      God loves the world, wants all people to be saved. The only distinction He makes is faithful and faithless: "And I heard another voice from heaven, saying, Come out of her, my people, that ye be not partakers of her sins, and that ye receive not of her plagues." Revelation 18:4 The gospel of this chapter, isn’t that Isaac got married and was comforted, but that Rebekah chose to see the hand of God and obey, leaving her family to go to God’s family. We are being called out and we need to respond.

      Sorry this is so long, but I wanted to cover all your questions. I use the King James, all books of the bible, but I have no problem with NIV, NLT or other updated translations (I do have a problem with the Mormon’s bible or other books that have been changed). Everyone thinks they worship the loving God of the New Testament, but the God of the Old Testament is the same, in fact I feel He's loving and patient. Nor has He changed his character, becoming “more loving” since Jesus. "If ye had known me, ye should have known my Father also: and from henceforth ye know him, and have seen him." John 14:7 "Jesus Christ the same yesterday, and to day, and for ever." Hebrews 13:8

      Hope this helps. Keep praying and studying the Bible. God bless.

    • Jay C OBrien profile image

      Jay C OBrien 2 years ago from Houston, TX USA

      You wrote:

      "Not only does Abraham trust this servant with his household, but he also trusts this servant with the task of finding a wife for Isaac, the mother of God’s chosen people."

      Who is God's chosen people? How do you know?

    • Yung Mi profile image
      Author

      Yung Mi 2 years ago from New York, NY

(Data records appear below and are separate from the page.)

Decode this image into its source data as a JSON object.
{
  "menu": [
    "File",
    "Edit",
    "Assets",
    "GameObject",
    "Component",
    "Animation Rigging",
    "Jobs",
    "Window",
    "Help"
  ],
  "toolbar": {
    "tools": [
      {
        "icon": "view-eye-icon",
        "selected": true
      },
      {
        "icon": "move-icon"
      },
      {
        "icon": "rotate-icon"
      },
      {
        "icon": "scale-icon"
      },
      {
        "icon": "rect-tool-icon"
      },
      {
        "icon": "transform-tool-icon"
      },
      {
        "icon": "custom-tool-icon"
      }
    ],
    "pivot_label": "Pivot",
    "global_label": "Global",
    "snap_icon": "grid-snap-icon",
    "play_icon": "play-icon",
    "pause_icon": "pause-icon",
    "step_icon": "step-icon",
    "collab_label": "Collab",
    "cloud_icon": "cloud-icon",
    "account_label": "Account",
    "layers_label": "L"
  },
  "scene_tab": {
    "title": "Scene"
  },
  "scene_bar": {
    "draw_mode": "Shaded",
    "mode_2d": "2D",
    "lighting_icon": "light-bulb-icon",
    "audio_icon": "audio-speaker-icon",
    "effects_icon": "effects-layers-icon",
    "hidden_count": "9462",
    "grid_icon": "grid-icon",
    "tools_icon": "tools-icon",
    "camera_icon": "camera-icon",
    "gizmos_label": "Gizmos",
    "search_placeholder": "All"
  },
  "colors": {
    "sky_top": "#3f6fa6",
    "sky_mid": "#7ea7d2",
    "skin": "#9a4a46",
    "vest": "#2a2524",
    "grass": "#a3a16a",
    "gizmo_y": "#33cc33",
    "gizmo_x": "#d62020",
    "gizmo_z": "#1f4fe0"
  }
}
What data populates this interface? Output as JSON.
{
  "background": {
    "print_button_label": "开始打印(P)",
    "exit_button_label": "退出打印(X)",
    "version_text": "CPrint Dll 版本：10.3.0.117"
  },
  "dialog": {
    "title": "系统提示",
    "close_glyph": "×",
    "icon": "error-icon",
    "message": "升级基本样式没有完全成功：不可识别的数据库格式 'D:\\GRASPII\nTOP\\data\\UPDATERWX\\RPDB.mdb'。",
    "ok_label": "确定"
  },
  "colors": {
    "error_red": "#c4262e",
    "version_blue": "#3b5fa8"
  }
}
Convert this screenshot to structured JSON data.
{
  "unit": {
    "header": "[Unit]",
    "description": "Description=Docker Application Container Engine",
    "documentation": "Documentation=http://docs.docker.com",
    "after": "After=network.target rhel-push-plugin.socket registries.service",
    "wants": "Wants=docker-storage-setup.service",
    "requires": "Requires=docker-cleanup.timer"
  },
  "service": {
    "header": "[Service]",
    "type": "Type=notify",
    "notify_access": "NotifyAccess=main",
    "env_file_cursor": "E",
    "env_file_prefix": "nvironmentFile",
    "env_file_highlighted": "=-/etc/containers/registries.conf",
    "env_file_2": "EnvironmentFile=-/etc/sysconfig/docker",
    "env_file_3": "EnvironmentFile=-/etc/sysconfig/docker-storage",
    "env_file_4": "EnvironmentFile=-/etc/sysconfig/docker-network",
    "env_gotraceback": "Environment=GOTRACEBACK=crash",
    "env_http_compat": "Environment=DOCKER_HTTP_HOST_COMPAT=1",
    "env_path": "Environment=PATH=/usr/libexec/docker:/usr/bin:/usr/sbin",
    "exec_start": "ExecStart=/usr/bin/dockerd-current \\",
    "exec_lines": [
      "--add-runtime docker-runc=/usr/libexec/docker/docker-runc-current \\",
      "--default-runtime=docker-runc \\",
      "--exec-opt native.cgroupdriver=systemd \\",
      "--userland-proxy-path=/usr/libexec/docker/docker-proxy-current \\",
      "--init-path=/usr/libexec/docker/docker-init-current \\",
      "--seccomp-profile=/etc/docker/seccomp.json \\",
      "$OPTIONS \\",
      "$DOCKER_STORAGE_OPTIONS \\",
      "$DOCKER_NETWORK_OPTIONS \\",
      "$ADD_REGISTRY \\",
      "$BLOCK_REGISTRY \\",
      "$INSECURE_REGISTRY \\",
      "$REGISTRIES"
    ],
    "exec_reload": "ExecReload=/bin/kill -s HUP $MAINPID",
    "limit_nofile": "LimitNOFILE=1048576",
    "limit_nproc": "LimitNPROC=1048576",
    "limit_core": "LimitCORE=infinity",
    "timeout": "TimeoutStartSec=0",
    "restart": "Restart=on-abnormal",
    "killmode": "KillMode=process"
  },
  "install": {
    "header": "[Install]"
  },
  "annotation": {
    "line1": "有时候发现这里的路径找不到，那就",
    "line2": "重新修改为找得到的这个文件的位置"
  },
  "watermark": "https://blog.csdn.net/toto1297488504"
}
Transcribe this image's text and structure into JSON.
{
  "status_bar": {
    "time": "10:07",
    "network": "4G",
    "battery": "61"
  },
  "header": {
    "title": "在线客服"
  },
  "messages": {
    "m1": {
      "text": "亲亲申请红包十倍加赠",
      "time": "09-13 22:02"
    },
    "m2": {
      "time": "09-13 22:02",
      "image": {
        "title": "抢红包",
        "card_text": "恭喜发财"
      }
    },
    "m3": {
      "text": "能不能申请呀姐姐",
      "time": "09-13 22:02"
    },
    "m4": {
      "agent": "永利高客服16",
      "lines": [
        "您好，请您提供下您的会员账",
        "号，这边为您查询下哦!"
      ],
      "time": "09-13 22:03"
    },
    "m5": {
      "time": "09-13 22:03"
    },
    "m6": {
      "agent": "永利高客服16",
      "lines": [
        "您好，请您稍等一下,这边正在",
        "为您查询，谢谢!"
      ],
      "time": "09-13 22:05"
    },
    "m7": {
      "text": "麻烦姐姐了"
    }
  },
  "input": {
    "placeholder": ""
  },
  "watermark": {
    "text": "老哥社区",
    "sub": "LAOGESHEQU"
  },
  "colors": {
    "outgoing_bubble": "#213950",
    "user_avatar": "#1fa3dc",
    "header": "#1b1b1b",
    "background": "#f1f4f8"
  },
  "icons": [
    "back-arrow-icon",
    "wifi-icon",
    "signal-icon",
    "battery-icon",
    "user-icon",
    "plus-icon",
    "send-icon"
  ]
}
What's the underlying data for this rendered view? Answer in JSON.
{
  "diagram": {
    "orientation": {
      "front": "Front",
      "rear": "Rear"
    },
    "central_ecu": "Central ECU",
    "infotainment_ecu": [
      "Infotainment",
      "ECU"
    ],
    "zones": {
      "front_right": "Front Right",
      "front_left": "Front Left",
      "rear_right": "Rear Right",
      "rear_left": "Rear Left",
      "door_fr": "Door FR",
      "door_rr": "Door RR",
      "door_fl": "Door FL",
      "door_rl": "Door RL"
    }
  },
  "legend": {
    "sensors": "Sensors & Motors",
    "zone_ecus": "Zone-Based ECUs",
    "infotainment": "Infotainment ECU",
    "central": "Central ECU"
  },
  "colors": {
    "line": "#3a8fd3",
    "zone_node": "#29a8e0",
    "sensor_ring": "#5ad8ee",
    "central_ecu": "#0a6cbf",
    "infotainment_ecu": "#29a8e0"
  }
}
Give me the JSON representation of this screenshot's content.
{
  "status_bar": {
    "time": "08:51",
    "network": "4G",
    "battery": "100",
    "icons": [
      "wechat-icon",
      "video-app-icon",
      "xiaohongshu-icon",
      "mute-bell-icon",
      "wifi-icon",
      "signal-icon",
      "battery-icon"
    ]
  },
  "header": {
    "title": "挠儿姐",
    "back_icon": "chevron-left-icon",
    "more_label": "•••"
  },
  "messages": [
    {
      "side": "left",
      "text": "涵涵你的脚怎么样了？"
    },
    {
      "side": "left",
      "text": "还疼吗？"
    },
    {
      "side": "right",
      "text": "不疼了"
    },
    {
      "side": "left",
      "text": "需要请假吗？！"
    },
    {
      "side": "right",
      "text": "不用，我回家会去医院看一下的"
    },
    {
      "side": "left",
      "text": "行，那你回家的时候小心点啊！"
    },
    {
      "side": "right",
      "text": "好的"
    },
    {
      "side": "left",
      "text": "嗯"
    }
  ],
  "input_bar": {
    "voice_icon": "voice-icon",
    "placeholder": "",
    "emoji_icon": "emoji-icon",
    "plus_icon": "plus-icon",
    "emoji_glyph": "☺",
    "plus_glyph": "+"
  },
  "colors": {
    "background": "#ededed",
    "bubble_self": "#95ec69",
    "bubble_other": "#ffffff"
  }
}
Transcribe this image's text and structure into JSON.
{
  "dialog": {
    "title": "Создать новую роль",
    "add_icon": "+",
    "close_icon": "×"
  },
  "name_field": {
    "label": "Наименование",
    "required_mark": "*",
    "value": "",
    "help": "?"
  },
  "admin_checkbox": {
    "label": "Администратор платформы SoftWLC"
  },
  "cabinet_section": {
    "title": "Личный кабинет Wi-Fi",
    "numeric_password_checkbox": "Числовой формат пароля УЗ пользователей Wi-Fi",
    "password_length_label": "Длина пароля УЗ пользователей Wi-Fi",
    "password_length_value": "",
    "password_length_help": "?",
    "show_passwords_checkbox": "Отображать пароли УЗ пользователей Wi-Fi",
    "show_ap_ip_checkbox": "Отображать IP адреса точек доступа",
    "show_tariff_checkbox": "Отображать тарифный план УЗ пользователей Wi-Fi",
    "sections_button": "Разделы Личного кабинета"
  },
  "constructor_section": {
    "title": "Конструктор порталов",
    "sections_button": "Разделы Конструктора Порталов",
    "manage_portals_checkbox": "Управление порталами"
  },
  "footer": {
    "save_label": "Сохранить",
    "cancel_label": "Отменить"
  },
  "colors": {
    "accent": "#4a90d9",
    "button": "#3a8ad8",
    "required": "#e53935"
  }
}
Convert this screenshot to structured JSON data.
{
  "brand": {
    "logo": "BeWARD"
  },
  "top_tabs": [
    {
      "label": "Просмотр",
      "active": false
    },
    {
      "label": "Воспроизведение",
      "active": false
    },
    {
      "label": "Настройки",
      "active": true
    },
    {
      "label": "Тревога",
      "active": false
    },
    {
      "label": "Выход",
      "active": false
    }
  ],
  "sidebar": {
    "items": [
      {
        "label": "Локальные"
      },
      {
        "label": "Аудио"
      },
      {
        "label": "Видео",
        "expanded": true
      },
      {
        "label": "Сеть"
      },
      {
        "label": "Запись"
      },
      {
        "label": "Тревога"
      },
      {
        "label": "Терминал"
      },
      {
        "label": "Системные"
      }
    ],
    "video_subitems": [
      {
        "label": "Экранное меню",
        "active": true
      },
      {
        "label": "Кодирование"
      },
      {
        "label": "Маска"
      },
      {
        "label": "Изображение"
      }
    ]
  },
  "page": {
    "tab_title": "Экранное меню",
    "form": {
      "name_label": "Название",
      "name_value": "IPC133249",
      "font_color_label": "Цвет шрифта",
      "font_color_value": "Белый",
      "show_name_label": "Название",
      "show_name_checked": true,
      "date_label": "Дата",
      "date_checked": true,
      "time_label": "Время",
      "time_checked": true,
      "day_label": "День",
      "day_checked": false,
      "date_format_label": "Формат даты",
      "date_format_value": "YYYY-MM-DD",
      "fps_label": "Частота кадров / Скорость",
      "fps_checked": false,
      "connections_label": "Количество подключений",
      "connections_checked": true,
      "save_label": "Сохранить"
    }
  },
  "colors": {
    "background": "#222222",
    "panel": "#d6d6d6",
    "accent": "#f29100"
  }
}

      Praise the Lord! God does not want anyone to be lost, but all to be saved. For this is good and acceptable in the sight of God our Saviour; Who will have all to be saved, and to come unto the knowledge of the truth. 2 Timothy 2:3,4

    • Jay C OBrien profile image

      Jay C OBrien 2 years ago from Houston, TX USA

      I have many questions on this article. Let us start from the beginning.

      And Abraham said unto his eldest servant of his house, that ruled over all that he had, Put, I pray thee, thy hand under my thigh: And I will make thee swear by the LORD, the God of heaven, and the God of the earth, that thou shalt not take a wife unto my son of the daughters of the Canaanites, among whom I dwell: Genesis 24:2,3

      1. Abraham married a Canaanite as did many Hebrews so weren't they interbred? Related?

      2. Isn't Abraham acknowledging he is in the land of the Canaanites and not his own?

      3. Did The Lord appear on earth to take land from the Canaanites and give it to the Hebrews?

      4. Did The Lord authorize the use of deadly force in taking the land (Including killing subordinate women and children)?

      5. Where is the proof that The Lord chooses one group of people over and above another?

      6. How many books are in the Bible you use?

    • profile image

      Kevin Goodwin 2 years ago

      Very interesting subject and very well written I enjoyed reading it.